Two topics. Pretty much unrelated.
Firstly, we went to the Musee de l’Armee – that is the museum dedicated to the history of French war and conflict. A great deal of it is armour and armoury from before the French revolution. Ray said that if there were an EMP or world wide black out France would be prepared given the number of muskets and cannons on display. My favourite pieces were the swords that reminded me of the three musketeers and of the armour produced for 5 year old Louis XIV. Upstairs there was an exhibit on France’s role in WWI and WWII. By this point I was so hot and dehydrated that I couldn’t really care at all. But put Ray in a museum, and it’s hard to get him out. “What? There is stuff on display and I’m allowed to look at it all? Awesome.” Let’s just say I may have spent a good period of time waiting and playing Temple Run. Thank you iPhone. According to Ray though, he found it interesting to see France’s perspective on WWII (opposed to USA and Germany, as represented in various museums we have visited). I’m pretty sure he used the term “demolished” once or twice. He gave France a good pat on the back for fighting “bravely” and the exhibits honoured the few victories that France experienced. In turn the museum spent much time focusing on the French successes in Africa instead. Which, in the grand scheme of things, was not the most significant aspect of the war.

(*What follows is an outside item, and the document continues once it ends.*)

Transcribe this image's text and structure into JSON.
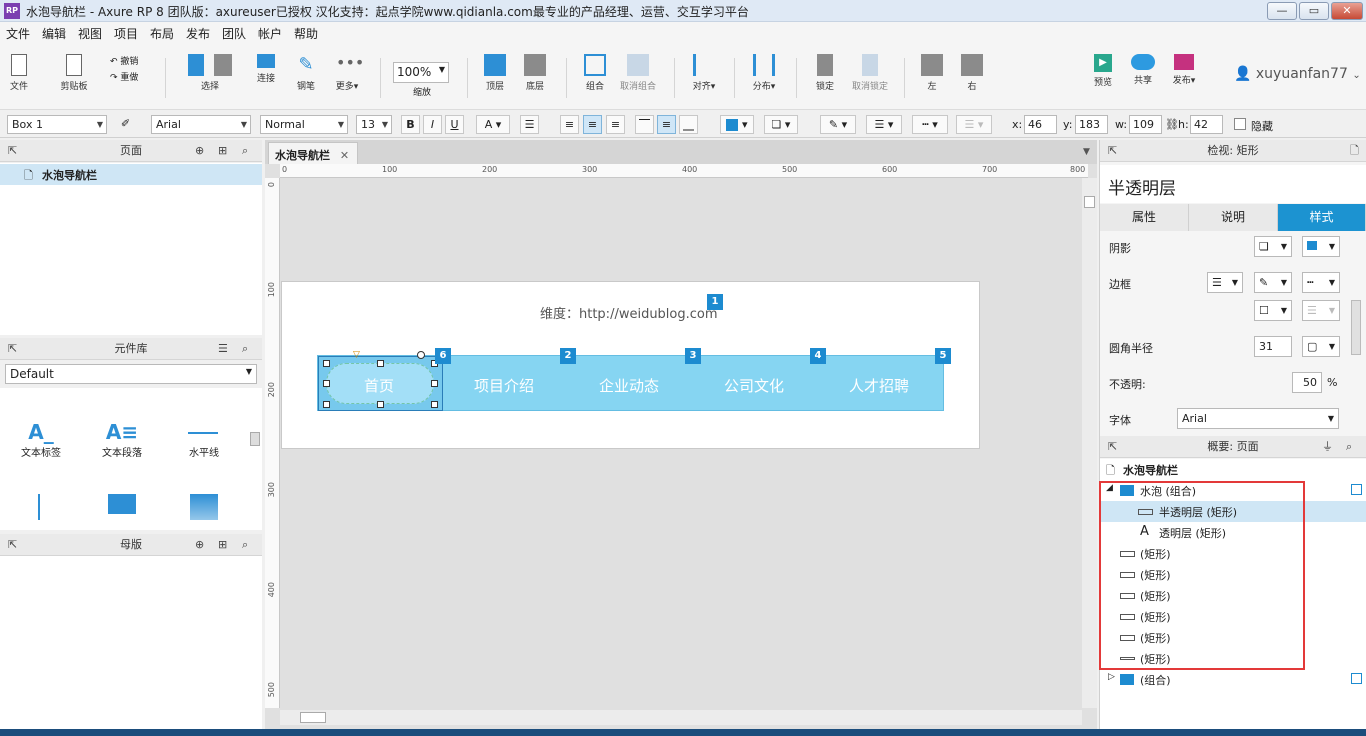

Then of course we must mention the crazy beautiful piece of architecture built to house the tomb of self-proclaimed emperor Napoleon Bonaparte (Napoleon I). It’s pretty much impossible for me to bring up Napoleon without Ray rolling his eyes and being annoyed that the guy declared HIMSELF emperor. After the revolution. And people went along with it. He doesn’t understand how this happened without him losing his head (and French people did lose their heads frequently in their history). Who declares themselves emperor store of Emperor Palpatine? The Buildings for both Napolean and the Musee de l’Armee are part of Les Invalides – a complex of buildings that also include a hospital and retirement home for war veterans and all things related to French military history. The buildings themselves are beautiful – but that seems to be common here in Paris.
Secondly – I must vent about the INSANE cost of drinks in this town!! Nothing is cheap. In fact, my drinks are often more expensive than my meal! In Germany getting water was pretty much impossible, but it seems that in France most cafes do serve tap water – a nice change. It’s not amazing, but it’s hydrating, so YAY! But for something tastier, I’ve been left few affordable options. In a cafe, a glass of orange juice goes for around $6.00-7.00 Cdn. Today at lunch my 500mL class of Pepsi cost $10.00. The last bottle of water I bought was almost $5.00. And Ray ordered the cheapest beer on tap, for a bargain $14.00. Within 24 hours we’ve realized that we must start by looking for the cheapest drink on the menu AND looking for cafe’s that have a carafe of water on each table. Paris definitely isn’t cheap. But I’ve started to notice that their are public water fountains all around – so when you come to Paris, bring a water bottle, find a fountain, or be prepared to pay through the nose to stay hydrated. C’est la vie.